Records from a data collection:
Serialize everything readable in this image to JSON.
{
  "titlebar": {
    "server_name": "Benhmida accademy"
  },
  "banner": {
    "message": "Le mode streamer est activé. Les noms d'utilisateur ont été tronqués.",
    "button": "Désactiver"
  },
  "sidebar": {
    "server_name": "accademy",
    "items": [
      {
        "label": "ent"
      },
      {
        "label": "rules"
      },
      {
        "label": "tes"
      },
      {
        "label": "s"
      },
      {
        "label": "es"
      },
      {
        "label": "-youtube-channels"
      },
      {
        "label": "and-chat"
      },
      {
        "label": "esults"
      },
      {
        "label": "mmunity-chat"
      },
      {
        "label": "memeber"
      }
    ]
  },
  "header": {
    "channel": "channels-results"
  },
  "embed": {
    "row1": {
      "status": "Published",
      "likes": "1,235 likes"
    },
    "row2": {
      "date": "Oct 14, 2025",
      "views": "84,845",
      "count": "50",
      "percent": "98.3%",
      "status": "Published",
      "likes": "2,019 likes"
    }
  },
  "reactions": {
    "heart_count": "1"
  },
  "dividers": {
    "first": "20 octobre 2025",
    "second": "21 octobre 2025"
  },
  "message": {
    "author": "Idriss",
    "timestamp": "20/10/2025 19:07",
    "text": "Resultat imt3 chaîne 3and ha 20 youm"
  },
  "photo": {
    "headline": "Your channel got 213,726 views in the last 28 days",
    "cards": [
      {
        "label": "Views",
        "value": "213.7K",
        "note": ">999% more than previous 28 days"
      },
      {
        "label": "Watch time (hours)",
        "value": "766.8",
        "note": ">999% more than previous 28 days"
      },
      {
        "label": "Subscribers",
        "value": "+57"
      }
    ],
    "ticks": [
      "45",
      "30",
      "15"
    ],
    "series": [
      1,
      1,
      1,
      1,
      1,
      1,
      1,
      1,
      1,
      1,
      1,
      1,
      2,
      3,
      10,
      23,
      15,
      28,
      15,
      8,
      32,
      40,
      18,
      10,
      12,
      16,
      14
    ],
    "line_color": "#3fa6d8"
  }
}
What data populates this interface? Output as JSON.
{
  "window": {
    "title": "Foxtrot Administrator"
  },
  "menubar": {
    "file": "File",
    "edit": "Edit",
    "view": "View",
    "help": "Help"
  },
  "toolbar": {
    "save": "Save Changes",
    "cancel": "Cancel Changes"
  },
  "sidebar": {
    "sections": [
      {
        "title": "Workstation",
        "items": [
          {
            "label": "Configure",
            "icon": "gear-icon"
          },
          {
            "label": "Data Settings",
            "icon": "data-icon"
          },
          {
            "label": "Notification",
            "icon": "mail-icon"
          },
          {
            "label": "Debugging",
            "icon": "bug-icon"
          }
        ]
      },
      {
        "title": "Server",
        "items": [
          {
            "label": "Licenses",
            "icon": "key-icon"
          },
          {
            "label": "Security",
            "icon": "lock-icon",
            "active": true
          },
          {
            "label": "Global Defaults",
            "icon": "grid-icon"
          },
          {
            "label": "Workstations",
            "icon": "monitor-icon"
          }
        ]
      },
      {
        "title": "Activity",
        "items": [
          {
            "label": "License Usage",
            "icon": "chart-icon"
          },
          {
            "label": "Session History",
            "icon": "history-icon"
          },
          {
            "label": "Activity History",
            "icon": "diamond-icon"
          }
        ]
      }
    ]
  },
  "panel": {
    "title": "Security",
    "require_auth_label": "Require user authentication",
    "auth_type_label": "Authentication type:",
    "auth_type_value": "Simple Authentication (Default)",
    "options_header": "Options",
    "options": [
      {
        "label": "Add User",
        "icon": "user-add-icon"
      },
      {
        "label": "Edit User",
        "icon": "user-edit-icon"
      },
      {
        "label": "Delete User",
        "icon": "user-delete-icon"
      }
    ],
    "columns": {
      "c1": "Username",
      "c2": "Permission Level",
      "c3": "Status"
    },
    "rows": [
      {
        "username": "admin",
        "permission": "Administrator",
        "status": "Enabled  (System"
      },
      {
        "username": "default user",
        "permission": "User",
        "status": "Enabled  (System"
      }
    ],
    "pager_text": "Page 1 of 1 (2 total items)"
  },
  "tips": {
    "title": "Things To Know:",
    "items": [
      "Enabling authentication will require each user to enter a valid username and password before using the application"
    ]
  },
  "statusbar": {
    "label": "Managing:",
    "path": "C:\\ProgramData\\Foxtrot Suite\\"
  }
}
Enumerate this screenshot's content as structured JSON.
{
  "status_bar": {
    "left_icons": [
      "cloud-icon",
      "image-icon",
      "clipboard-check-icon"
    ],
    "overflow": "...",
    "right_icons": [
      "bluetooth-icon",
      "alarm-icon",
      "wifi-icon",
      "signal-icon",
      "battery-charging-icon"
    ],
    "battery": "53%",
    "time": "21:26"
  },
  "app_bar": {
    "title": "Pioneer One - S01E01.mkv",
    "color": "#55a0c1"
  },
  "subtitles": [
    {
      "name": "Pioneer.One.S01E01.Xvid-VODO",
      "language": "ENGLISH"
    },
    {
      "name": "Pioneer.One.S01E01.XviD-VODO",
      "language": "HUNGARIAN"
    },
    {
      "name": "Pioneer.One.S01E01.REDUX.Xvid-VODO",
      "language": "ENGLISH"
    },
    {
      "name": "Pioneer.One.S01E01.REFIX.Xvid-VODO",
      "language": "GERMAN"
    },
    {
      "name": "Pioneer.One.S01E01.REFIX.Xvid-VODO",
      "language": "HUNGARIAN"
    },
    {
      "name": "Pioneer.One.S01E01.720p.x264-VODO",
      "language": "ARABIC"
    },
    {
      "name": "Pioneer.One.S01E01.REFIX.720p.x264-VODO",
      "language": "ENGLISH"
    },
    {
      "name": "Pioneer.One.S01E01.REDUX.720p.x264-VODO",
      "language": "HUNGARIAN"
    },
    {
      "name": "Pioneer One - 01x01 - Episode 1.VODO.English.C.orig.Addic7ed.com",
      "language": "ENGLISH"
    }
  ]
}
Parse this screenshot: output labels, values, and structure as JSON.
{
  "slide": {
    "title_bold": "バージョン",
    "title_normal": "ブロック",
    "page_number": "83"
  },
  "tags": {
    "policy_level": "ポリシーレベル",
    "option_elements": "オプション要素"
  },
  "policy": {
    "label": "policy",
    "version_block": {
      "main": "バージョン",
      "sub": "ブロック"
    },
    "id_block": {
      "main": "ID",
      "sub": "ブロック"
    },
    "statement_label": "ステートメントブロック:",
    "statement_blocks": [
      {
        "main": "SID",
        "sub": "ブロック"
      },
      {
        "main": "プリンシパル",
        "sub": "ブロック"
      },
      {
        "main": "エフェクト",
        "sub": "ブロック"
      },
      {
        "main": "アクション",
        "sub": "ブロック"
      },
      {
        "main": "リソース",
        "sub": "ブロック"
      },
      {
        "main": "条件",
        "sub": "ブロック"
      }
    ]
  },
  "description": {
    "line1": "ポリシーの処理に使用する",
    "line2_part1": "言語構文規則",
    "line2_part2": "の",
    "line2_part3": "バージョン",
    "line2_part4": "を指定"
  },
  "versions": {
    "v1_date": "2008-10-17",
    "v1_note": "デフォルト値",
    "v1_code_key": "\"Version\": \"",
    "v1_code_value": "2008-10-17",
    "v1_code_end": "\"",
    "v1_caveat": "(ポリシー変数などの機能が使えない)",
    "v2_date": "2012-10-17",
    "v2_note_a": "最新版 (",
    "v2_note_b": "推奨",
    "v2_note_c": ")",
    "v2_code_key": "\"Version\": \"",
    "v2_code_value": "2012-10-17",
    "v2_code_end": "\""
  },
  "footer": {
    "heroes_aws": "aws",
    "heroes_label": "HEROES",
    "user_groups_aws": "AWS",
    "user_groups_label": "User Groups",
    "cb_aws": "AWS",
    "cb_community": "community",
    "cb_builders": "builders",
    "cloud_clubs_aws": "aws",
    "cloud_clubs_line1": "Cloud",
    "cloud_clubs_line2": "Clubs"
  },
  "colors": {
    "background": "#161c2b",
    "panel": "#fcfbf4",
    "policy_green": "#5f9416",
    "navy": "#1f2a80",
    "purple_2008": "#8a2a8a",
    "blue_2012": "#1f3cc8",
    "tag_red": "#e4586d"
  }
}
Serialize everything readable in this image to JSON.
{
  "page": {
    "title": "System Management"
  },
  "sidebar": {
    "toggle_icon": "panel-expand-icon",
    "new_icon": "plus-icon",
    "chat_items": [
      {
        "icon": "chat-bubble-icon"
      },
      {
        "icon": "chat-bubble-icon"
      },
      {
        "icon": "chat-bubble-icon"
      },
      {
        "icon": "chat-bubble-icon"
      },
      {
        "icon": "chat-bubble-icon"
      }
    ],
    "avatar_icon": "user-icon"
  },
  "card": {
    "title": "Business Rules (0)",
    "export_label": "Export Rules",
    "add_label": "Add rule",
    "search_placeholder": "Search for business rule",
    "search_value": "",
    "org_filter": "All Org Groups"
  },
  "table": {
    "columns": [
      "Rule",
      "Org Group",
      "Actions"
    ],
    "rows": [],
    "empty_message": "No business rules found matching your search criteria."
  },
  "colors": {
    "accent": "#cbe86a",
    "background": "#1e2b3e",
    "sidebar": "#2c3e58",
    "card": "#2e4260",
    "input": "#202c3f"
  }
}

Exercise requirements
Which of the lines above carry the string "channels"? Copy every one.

Reply to the task
        "label": "-youtube-channels"
    "channel": "channels-results"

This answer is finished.